  • You will start to feel like you’re a productive member of society once again. During active addiction, you will likely begin to feel like you are useless, hopeless and helpless. These feelings will wreck your self-esteem and leave you feeling isolated and alone. When you start to get more established in your recovery, you will slowly but surely begin feeling optimistic and self-assured. Eventually, you will recognize and authentically believe that you have something to contribute – because you do!
  • You won’t feel physically sick all of the time. Again, there is truly nothing like waking up in the morning refreshed and ready to take on the day.
  • You will learn how to laugh.
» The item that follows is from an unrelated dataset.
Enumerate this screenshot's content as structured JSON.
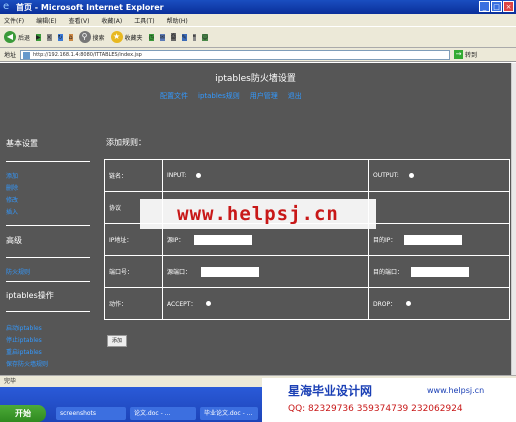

What the heck does that mean? Belly laughing is something that those who have never struggled with a severe substance abuse disorder might take for granted. Recovering from an addiction and going on to acquire several months of recovery will be an amazing experience in and of itself, but the first time you genuinely belly laugh and can’t catch your breath you will understand the true beauty of recovery in a way you may never have before.

There are many, many more gifts when it comes to addiction recovery, and each gift you receive will be unique to you. For example, maybe you are an artist, and you stopped painting and drawing when you picked up drinking and drugging. Recovery will not only allow you to dive back into what you love, but it will provide you with an entirely new perspective. Maybe you used to love basketball, and this hobby completely fell by the wayside when your addictive disorder started getting more serious. Not only were you preoccupied with other things, but you likely could not physically participate in any kind of athletic event. Those who are struggling with active addiction are generally not the epitome of health. Once you get sober, you will be able to physically take part in the activities that you used to enjoy.

Recovery Shortcuts

Surely there must be a shortcut, right? There must be a way to skip over the difficulties that early recovery presents and jump right into the good stuff? Hate to break it to you, but… no. Personal growth always comes from some sort of struggle, no matter how short-lived. If you want to reap the benefits of recovery you must do the work. What work? It is hard work, but it is significantly easier than active addiction. It might seem like attempting to lead a normal life is impossibly difficult while you are actively using or drinking, but the truth is, being engaged in an addiction is more difficult than anything else you will ever do. The good news is that compared to active addiction, recovery is easy. The other good news is, this work will always be laid out for you. You will never be thrown into a brand new situation with nothing but a few words of encouragement, “Good luck! You’ve got this!” You will always have a clear cut plan and a group of compassionate individuals around to support and encourage you along the way. From medical detox and inpatient treatment all the way through aftercare and the eventual transition into fully independent living, you will always have guidance accessible. One of the most valuable things you will learn is that it is completely okay to ask for help when you need it. In fact, it is necessary. No one expects you to navigate early recovery on your own. You will have a structured recovery program, developed by a team of clinical professionals and addiction specialists. As you grow and evolve, this plan will change. You will be given instruction every step of the way, and if you ever feel like you need more instruction, do not hesitate to ask.

Chapel Hill Detox

If you or someone you love has been struggling with substance abuse or dependency and is looking to begin an entirely new way of life, we at Chapel Hill Detox are available to help. Our comprehensive medical detox program is an essential first stage of every recovery process. To learn more about recovery or our specific detox program, please feel free to give us a call today.

   Call us today. 844.526.0032